*Requirement*.
Pictures aside, reproduce exactly and only the lines from the one containing "Read all visible content and emit it as JSON." through the end of the records.

[Data about app and page elements]
#####

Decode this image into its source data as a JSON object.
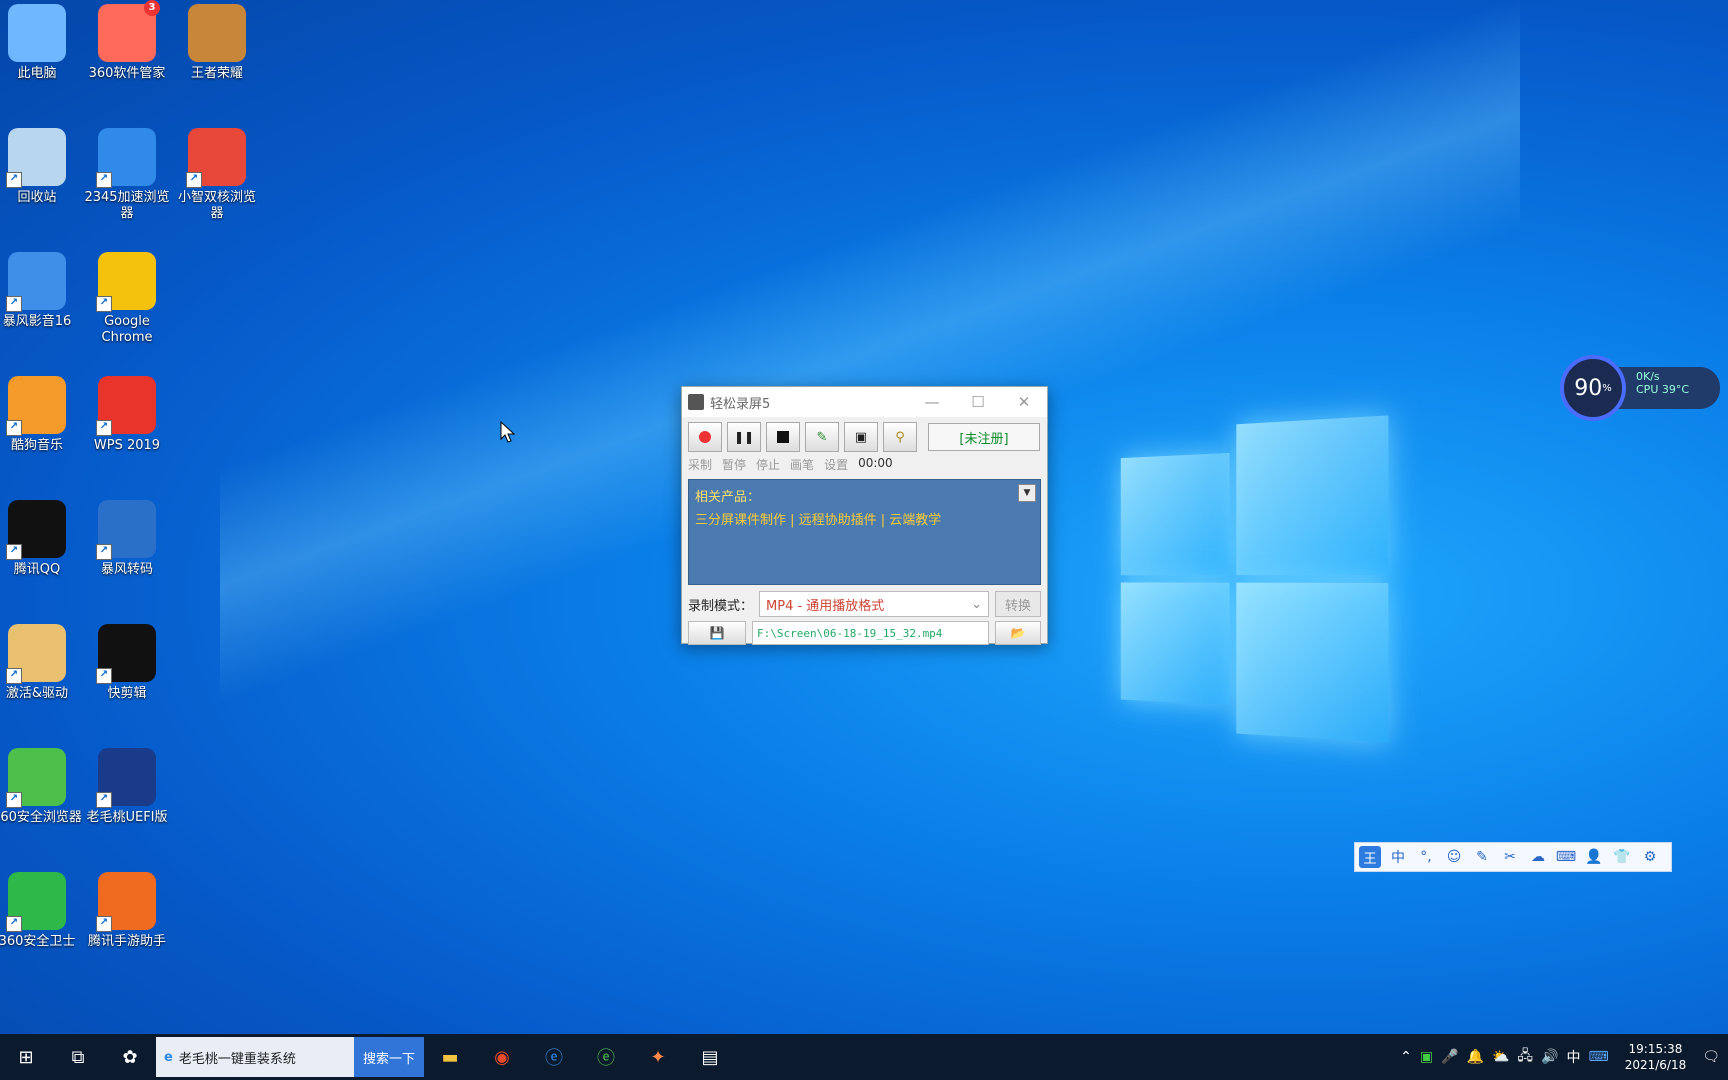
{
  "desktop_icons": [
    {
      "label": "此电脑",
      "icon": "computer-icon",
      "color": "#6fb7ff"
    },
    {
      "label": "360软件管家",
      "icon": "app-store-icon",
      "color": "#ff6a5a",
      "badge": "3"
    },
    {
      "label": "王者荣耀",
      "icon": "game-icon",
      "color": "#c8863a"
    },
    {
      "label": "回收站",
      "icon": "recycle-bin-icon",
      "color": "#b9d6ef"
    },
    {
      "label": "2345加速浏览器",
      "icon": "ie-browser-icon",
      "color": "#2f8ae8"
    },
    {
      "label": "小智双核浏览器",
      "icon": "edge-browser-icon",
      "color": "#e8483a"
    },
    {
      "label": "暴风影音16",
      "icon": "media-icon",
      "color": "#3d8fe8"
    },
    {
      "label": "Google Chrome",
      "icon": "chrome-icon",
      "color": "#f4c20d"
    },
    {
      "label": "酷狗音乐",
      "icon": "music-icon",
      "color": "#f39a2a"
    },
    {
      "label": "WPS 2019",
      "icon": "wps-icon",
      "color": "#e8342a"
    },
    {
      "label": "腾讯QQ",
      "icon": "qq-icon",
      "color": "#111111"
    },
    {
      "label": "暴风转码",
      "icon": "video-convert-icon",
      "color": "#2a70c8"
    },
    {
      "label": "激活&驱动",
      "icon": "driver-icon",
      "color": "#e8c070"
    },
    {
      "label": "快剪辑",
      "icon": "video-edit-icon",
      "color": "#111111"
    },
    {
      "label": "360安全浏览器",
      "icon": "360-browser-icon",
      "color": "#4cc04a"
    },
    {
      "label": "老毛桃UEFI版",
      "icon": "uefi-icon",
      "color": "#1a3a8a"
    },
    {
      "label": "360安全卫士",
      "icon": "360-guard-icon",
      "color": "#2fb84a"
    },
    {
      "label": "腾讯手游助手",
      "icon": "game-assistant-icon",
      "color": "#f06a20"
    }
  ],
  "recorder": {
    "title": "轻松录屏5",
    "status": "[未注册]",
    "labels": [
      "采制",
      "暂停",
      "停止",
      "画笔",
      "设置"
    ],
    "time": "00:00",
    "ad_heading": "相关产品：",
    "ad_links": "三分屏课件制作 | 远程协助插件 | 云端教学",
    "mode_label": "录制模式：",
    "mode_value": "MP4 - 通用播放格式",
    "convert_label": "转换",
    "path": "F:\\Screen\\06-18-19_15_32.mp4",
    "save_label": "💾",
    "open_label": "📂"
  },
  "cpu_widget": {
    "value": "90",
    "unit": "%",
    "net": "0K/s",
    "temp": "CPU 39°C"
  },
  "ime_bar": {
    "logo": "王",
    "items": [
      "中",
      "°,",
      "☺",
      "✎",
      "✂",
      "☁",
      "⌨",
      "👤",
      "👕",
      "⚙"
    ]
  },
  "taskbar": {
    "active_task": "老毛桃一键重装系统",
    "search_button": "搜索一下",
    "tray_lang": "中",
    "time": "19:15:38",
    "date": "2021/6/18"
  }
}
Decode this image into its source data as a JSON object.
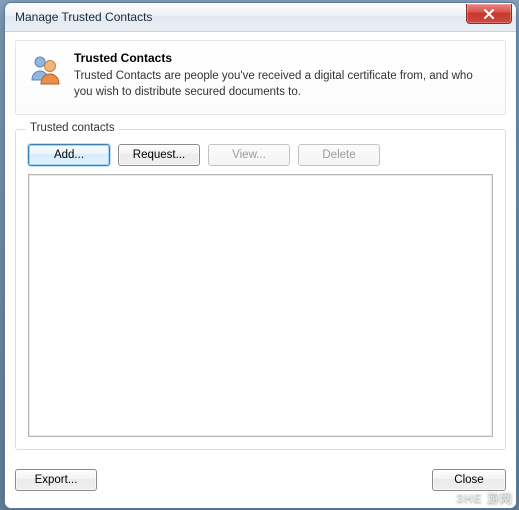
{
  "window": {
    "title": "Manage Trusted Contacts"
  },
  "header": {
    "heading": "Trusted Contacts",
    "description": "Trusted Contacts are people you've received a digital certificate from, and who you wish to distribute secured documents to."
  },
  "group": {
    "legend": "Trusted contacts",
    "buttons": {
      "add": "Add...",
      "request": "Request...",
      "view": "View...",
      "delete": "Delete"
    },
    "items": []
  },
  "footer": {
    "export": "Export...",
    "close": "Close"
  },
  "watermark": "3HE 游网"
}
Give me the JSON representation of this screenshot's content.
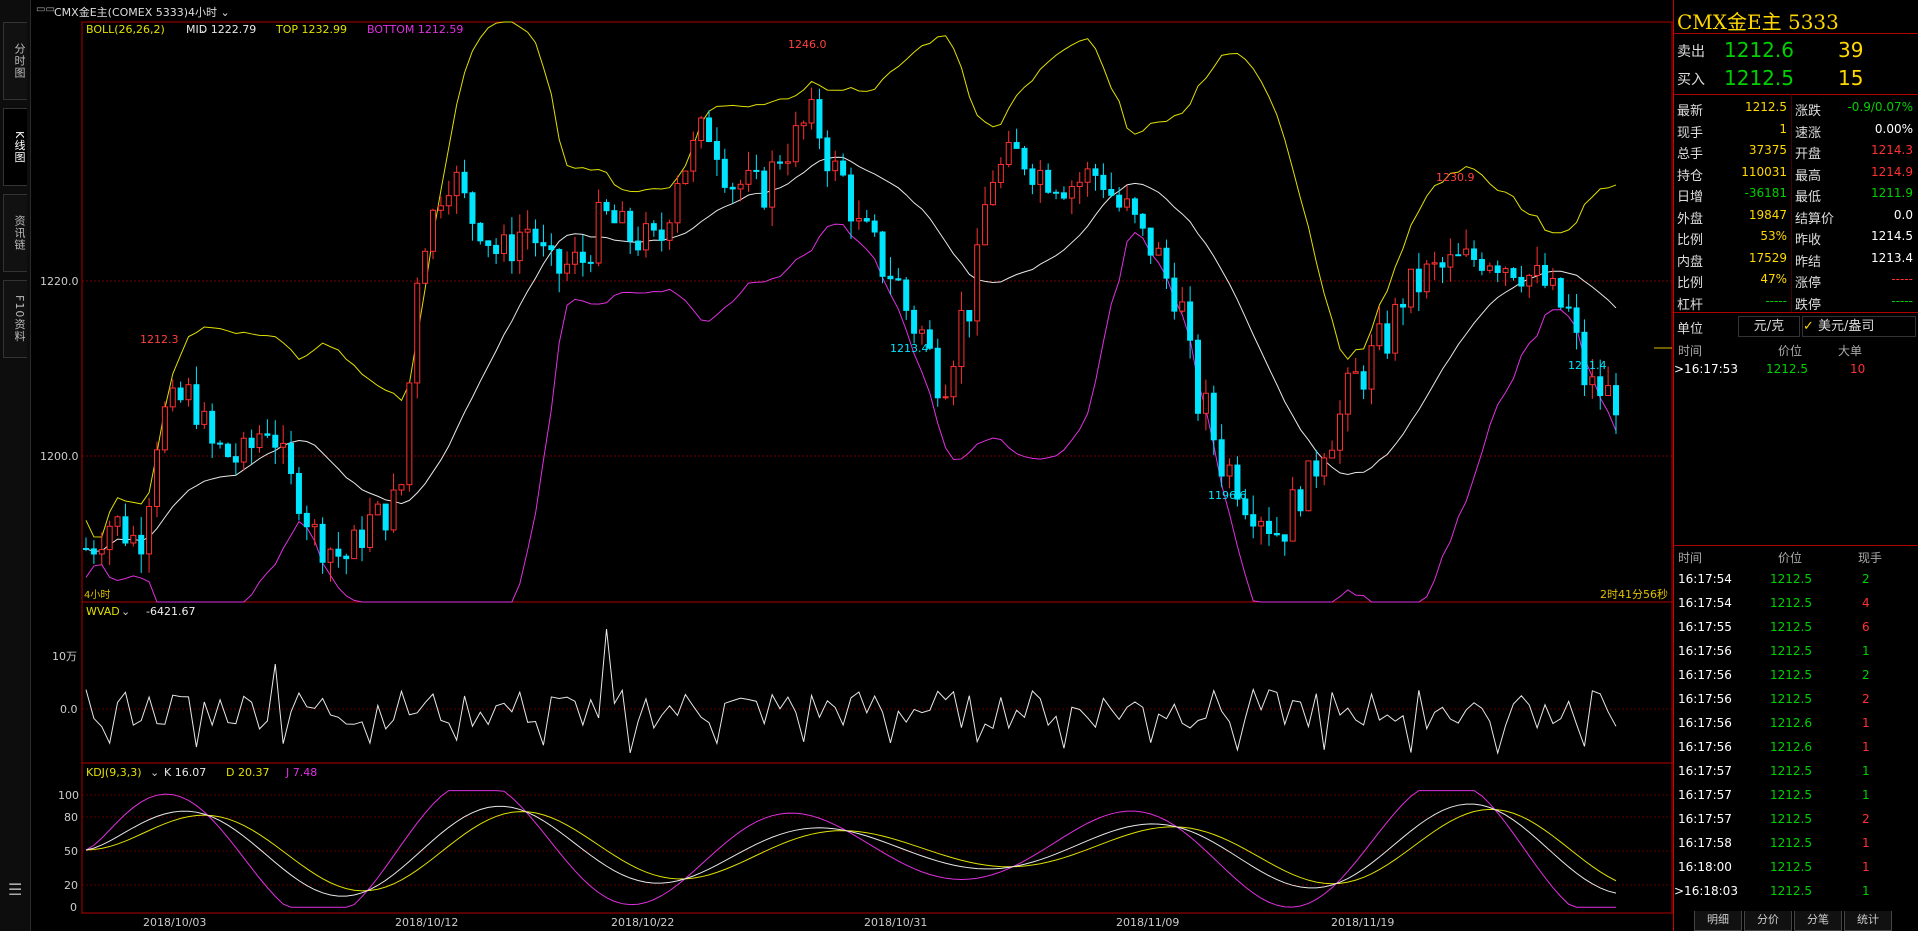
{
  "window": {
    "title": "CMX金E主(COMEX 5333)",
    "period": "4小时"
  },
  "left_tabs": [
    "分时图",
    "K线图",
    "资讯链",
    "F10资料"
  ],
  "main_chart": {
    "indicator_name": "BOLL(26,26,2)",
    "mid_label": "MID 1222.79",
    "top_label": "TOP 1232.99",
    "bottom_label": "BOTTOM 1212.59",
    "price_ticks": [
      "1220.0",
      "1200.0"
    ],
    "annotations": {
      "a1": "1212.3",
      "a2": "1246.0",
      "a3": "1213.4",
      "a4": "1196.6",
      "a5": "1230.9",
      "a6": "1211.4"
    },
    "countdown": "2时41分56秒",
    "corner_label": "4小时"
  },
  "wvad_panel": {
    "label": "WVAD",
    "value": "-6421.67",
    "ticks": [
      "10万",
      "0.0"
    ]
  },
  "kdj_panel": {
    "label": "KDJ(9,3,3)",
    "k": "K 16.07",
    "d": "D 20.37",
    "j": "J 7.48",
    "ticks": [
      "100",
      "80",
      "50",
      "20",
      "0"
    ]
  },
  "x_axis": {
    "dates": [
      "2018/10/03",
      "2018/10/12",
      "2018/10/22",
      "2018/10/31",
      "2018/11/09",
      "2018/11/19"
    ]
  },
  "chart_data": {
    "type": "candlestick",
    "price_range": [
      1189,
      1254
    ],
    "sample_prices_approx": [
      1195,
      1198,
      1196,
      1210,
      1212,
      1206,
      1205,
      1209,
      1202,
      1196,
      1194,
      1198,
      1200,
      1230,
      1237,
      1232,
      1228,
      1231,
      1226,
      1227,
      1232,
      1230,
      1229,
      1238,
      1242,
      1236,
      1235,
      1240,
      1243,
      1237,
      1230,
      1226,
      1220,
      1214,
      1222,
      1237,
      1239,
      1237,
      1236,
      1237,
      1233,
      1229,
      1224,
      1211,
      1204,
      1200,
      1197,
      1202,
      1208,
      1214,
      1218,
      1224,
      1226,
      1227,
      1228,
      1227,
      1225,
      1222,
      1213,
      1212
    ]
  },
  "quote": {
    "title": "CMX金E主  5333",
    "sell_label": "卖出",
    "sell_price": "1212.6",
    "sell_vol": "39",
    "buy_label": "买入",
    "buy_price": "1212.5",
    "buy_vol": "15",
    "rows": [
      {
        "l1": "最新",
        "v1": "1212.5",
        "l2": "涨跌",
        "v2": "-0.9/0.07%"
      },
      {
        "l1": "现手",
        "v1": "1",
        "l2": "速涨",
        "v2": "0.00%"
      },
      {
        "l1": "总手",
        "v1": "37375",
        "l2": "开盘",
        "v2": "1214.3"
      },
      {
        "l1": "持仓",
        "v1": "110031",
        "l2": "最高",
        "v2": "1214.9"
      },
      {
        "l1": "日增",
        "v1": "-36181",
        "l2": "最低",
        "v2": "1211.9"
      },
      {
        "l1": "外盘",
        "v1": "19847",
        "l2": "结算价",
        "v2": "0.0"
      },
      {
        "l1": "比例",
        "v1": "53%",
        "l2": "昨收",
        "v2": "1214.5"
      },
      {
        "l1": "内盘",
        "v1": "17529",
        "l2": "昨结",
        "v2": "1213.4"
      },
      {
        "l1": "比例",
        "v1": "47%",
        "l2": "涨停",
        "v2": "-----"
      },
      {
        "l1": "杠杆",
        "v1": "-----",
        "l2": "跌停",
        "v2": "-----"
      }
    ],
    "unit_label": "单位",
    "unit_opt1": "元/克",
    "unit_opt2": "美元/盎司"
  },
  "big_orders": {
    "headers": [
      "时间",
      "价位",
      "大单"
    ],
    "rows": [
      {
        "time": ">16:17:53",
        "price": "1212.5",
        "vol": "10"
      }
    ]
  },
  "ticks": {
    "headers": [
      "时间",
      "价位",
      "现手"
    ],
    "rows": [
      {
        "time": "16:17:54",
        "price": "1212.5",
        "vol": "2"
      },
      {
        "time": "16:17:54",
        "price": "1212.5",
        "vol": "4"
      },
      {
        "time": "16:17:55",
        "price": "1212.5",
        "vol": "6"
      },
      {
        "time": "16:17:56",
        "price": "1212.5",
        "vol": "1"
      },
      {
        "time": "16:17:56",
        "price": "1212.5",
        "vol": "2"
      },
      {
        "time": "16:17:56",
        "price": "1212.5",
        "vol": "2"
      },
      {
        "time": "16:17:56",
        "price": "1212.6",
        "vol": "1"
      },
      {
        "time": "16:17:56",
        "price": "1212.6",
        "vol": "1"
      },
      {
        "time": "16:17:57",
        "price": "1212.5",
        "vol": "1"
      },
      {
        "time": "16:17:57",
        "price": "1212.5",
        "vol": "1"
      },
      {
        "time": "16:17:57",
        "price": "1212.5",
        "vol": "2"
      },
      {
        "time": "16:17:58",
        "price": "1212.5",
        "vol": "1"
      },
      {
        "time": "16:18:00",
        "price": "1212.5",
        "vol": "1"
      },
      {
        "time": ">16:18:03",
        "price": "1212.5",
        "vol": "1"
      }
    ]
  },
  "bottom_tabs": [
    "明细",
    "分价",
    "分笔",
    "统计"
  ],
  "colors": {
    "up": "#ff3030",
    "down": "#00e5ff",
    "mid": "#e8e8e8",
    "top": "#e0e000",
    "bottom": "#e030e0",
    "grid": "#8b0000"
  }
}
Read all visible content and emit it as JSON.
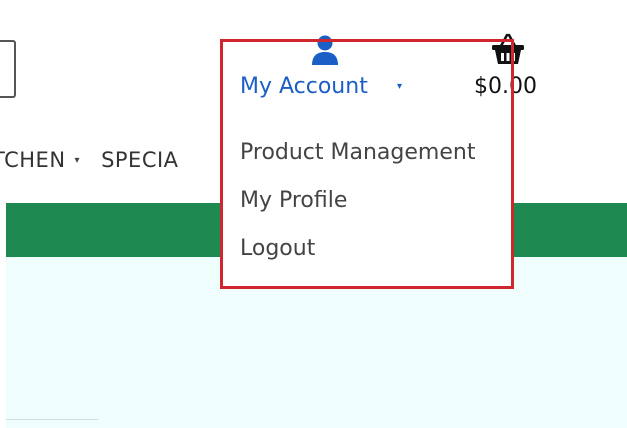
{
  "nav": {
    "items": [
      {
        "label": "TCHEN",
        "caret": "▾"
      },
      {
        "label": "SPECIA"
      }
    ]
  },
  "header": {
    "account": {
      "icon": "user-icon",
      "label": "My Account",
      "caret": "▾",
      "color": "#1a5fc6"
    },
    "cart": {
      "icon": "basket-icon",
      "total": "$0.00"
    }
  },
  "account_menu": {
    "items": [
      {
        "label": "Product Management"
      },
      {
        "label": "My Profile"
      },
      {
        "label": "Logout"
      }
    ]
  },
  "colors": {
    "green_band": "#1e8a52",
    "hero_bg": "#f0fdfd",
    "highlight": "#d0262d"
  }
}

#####

*Completed task*.
Read all visible content and emit it as JSON.
{
  "nav": {
    "items": [
      {
        "label": "TCHEN",
        "caret": "▾"
      },
      {
        "label": "SPECIA"
      }
    ]
  },
  "header": {
    "account": {
      "icon": "user-icon",
      "label": "My Account",
      "caret": "▾",
      "color": "#1a5fc6"
    },
    "cart": {
      "icon": "basket-icon",
      "total": "$0.00"
    }
  },
  "account_menu": {
    "items": [
      {
        "label": "Product Management"
      },
      {
        "label": "My Profile"
      },
      {
        "label": "Logout"
      }
    ]
  },
  "colors": {
    "green_band": "#1e8a52",
    "hero_bg": "#f0fdfd",
    "highlight": "#d0262d"
  }
}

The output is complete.